This to me is very much like those today who teach that the Law and the Prophets were all fulfilled at the Cross and at that time all promises to Israel were fulfilled. You can see Paul addressing this same problem in Rom 11:1, ” I say then, has God cast away His people? Certainly not!” But if one fulfills the Old Covenant at the Cross, have they not cast away Israel?
I see Paul addressing this same problem in 1Cor 15. Their problem isn’t that they did not believe in a resurrection for themselves, but rather for the “resurrection of the dead,” i.e., the Old Covenant dead. Like the folks in Rom 11, they believed God had rejected Old Covenant Israel. Paul argues that Christ was part of Old Covenant Israel and if there is no resurrection of the dead ones, then neither is Christ raised from the dead ones.
The sixth verse is correctly given, but could have been translated, “in the last days perilous times shall be “present,” to make the translation of this word consistent with the others.

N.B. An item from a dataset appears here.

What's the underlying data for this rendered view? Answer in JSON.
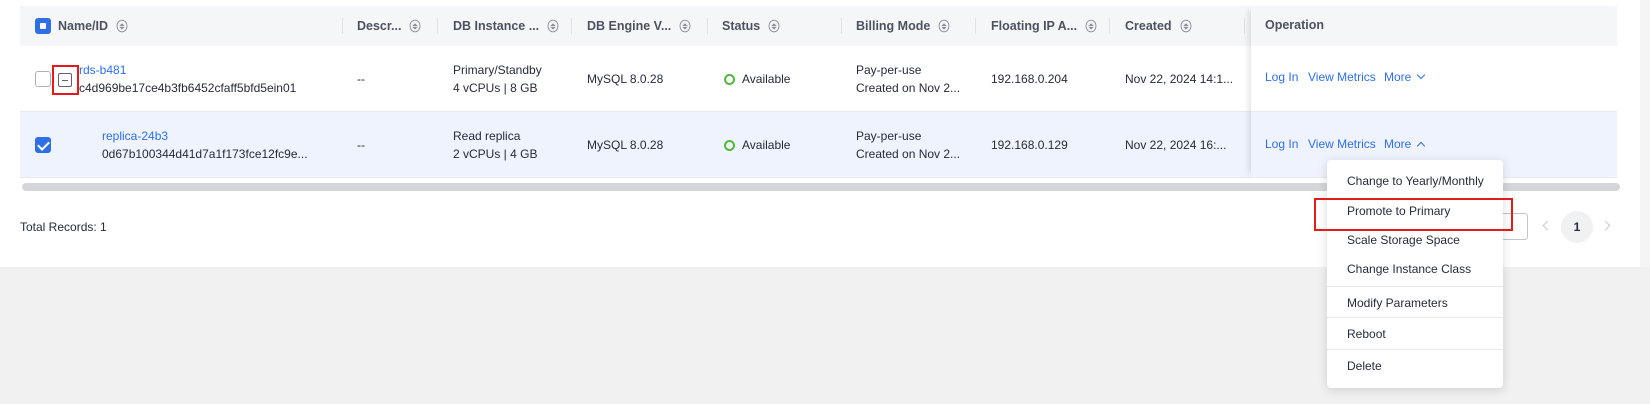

The seventh verse the KJV changed the present tense to a past tense and added the word “then.” making it read: “Which WAS a figure for the time THEN present.” A better translation would be: “which IS a figure for the present time.” By changing the tense, the KJV makes Paul speak of events in the past rather than during Paul’s present time.
What I think we are seeing is translator bias. It was translated “present” four times and then it was changed to “at hand” in 2Thes 2:2 and to a “then present” in Heb 9:9. It would seem they translate according to their belief system rather than what the Greek text clearly reveals!
Hopefully, from this brief examination of the text, you can see that there is a need to look behind the motives of the translators. Since most folks don’t work easily with the original language of the scriptures, perhaps a way around the translation problem is to read from many different translations. In that way the translator bias can more easily be identified. (Note: I have examined now, over 50 translations of 2 Thessalonians 2, and found that there is little, extremely little, to support of the KJV translation, DKP).
Yours in Him,
Be sure to get a copy of How Is This Possible? for even more on this challenging passage.